Segment Open

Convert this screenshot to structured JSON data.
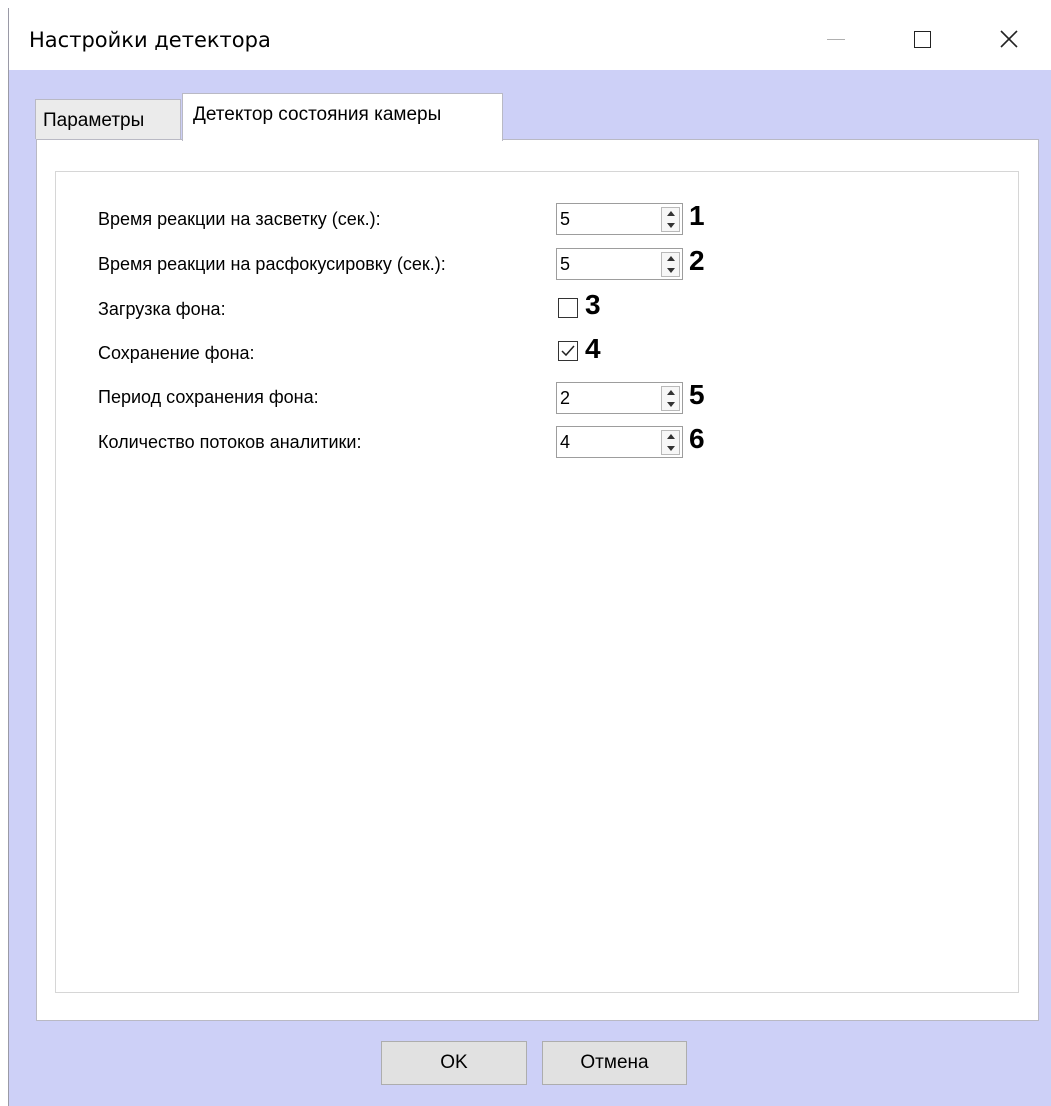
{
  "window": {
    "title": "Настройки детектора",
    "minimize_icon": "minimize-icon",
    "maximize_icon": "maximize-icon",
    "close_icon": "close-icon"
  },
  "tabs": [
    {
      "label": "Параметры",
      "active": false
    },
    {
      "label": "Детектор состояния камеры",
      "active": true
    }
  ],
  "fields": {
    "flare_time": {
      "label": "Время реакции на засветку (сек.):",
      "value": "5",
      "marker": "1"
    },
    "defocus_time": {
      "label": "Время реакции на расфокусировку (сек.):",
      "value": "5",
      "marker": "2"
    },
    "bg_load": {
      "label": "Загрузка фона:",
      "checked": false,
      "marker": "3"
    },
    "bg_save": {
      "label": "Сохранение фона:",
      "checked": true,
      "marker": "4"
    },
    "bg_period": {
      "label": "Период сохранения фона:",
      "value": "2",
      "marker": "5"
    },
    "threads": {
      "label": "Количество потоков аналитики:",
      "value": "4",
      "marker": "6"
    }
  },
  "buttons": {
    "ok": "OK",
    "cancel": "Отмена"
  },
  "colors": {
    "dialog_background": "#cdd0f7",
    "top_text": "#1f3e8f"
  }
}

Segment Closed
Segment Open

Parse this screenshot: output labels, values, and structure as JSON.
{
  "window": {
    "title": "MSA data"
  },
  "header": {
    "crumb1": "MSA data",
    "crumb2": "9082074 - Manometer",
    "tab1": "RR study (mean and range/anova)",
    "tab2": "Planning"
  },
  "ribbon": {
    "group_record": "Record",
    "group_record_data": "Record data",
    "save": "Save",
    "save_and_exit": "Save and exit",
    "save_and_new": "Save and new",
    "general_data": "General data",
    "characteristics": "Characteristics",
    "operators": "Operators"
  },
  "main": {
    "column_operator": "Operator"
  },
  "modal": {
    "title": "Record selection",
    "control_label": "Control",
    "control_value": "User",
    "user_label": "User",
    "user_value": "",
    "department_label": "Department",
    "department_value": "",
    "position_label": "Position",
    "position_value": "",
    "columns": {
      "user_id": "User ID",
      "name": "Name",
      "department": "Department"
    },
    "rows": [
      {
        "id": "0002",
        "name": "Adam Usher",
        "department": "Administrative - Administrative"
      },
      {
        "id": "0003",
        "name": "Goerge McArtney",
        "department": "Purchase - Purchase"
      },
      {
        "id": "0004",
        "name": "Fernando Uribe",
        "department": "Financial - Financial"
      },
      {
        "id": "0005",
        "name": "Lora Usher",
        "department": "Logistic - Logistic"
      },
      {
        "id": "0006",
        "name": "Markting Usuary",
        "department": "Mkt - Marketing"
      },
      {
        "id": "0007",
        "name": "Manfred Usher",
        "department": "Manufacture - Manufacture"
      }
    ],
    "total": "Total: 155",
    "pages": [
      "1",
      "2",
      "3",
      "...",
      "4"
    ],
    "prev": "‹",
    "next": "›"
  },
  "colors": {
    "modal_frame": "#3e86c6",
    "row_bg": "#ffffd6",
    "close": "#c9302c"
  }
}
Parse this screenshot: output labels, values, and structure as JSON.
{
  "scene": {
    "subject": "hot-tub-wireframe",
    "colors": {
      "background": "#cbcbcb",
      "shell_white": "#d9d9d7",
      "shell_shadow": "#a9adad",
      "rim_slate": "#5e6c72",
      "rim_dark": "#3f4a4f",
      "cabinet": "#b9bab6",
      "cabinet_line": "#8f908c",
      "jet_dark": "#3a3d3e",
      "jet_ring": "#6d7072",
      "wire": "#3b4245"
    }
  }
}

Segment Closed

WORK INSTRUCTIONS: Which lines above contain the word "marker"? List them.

RESULT FOR THIS TASK:
      "marker": "1"
      "marker": "2"
      "marker": "3"
      "marker": "4"
      "marker": "5"
      "marker": "6"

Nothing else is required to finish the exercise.